The Cortland County Legislature also allocated $200,000 in federal funds from the county’s $9.2 million American Rescue Plan pile. Beckwith said county officials told city leaders they do not have to return the ARP money. He added he is not sure what will happen to the remainder of the grant funding that was made available for the project.
A report for the New York Senate prepared by the Office of Senator Jabari Brisport, a New York City Democrat, and the Alliance for Quality Education, found that childcare is too expensive for the average family in the state. In the report, officials state providers are unable to pay adequate salaries to staff. They also cite a lack of proper workforce, unaddressed social inequalities, a lack of physical spaces for childcare programs, a lack of transportation and access, and a bureaucratic bloat that plagues most public assistance programs in the United States.
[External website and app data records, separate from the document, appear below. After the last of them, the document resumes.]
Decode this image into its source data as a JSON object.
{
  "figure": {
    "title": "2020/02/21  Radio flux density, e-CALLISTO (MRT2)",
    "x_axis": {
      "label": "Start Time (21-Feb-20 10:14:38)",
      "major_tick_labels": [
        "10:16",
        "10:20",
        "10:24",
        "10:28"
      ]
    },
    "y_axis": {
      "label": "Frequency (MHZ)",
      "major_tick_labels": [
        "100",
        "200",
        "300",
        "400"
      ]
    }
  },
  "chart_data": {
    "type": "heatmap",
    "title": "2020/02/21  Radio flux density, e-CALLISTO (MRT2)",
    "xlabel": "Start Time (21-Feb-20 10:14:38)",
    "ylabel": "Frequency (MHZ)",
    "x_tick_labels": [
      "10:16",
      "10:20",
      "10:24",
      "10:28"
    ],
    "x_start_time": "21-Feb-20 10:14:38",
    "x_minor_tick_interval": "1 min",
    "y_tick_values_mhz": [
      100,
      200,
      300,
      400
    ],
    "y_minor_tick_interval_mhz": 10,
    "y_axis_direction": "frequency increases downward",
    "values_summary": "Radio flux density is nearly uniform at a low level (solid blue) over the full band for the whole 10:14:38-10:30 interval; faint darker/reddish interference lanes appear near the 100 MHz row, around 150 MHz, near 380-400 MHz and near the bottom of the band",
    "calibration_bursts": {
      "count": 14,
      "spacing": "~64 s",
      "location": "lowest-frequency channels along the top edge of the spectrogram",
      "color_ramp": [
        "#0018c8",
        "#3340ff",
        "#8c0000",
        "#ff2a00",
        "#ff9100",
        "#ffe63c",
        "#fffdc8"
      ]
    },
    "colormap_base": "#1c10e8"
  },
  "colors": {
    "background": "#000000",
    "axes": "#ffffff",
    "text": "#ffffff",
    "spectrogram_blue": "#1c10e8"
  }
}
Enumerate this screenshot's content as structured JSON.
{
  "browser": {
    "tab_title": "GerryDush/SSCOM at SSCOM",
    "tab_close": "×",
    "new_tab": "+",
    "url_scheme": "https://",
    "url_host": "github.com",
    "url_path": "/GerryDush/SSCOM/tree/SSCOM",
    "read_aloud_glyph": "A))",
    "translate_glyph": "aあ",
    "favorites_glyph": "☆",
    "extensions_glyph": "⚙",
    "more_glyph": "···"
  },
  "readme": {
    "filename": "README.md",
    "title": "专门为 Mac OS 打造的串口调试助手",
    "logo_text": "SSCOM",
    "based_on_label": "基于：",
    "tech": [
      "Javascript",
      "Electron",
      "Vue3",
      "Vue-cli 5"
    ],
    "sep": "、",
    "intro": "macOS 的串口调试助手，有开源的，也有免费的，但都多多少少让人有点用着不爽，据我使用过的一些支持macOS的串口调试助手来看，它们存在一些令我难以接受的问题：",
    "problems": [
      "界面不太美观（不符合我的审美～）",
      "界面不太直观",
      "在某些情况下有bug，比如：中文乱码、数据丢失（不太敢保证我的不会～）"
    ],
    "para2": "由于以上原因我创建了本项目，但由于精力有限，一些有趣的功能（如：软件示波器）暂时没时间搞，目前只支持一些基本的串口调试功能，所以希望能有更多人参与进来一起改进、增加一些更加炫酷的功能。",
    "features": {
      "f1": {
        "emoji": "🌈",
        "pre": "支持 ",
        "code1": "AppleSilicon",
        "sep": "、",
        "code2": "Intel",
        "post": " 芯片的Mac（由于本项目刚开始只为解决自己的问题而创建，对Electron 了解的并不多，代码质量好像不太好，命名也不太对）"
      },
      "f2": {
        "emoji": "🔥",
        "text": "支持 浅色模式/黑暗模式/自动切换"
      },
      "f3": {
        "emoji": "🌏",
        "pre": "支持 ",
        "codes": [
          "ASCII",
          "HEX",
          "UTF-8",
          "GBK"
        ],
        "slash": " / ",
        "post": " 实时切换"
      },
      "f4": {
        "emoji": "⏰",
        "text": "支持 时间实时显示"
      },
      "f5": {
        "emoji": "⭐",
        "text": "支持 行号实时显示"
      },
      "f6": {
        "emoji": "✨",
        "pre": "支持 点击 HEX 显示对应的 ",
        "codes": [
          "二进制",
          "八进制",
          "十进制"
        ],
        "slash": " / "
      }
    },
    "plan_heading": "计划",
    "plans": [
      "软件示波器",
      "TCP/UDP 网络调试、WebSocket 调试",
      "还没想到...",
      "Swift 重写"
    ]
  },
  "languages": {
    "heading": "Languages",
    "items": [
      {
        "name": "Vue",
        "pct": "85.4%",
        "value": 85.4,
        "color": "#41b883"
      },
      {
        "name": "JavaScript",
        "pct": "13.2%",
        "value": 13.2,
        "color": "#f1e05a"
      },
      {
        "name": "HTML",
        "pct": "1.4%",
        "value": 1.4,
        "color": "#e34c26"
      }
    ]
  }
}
The report found that in the state, childcare for an infant or toddler could cost a family over $2,600 a month or $21,000 annually.
“Despite the volatility of the past 2 years, there is still a significant need for affordable childcare,”
Greg Richards, CAPCO Executive Director, said in a press release. “The state’s temporary pandemic relief was helpful for the immediate and short-term needs but this community, like many others in central New York, are looking to the state for more sustainable, longer-term solutions.”